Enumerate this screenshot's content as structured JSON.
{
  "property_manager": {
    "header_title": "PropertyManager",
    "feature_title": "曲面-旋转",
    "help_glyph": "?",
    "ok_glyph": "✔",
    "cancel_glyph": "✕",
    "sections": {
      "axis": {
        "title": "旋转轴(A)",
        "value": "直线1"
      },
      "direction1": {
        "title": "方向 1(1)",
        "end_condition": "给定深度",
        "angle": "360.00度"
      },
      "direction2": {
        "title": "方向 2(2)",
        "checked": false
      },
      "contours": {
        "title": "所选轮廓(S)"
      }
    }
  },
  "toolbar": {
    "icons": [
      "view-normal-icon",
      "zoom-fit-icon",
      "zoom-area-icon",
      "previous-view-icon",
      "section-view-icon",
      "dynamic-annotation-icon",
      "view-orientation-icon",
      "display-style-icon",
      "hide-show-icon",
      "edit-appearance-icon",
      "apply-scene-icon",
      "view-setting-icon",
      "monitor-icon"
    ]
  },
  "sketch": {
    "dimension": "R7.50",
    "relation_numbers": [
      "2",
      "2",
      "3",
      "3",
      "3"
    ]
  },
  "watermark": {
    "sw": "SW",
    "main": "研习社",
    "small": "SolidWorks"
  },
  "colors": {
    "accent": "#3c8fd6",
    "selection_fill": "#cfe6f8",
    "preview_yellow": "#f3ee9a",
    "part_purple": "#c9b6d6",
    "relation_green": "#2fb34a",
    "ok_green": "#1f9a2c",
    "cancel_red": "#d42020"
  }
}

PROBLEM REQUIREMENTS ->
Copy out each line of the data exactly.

RESULT BELOW ->
Enumerate this screenshot's content as structured JSON.
{
  "property_manager": {
    "header_title": "PropertyManager",
    "feature_title": "曲面-旋转",
    "help_glyph": "?",
    "ok_glyph": "✔",
    "cancel_glyph": "✕",
    "sections": {
      "axis": {
        "title": "旋转轴(A)",
        "value": "直线1"
      },
      "direction1": {
        "title": "方向 1(1)",
        "end_condition": "给定深度",
        "angle": "360.00度"
      },
      "direction2": {
        "title": "方向 2(2)",
        "checked": false
      },
      "contours": {
        "title": "所选轮廓(S)"
      }
    }
  },
  "toolbar": {
    "icons": [
      "view-normal-icon",
      "zoom-fit-icon",
      "zoom-area-icon",
      "previous-view-icon",
      "section-view-icon",
      "dynamic-annotation-icon",
      "view-orientation-icon",
      "display-style-icon",
      "hide-show-icon",
      "edit-appearance-icon",
      "apply-scene-icon",
      "view-setting-icon",
      "monitor-icon"
    ]
  },
  "sketch": {
    "dimension": "R7.50",
    "relation_numbers": [
      "2",
      "2",
      "3",
      "3",
      "3"
    ]
  },
  "watermark": {
    "sw": "SW",
    "main": "研习社",
    "small": "SolidWorks"
  },
  "colors": {
    "accent": "#3c8fd6",
    "selection_fill": "#cfe6f8",
    "preview_yellow": "#f3ee9a",
    "part_purple": "#c9b6d6",
    "relation_green": "#2fb34a",
    "ok_green": "#1f9a2c",
    "cancel_red": "#d42020"
  }
}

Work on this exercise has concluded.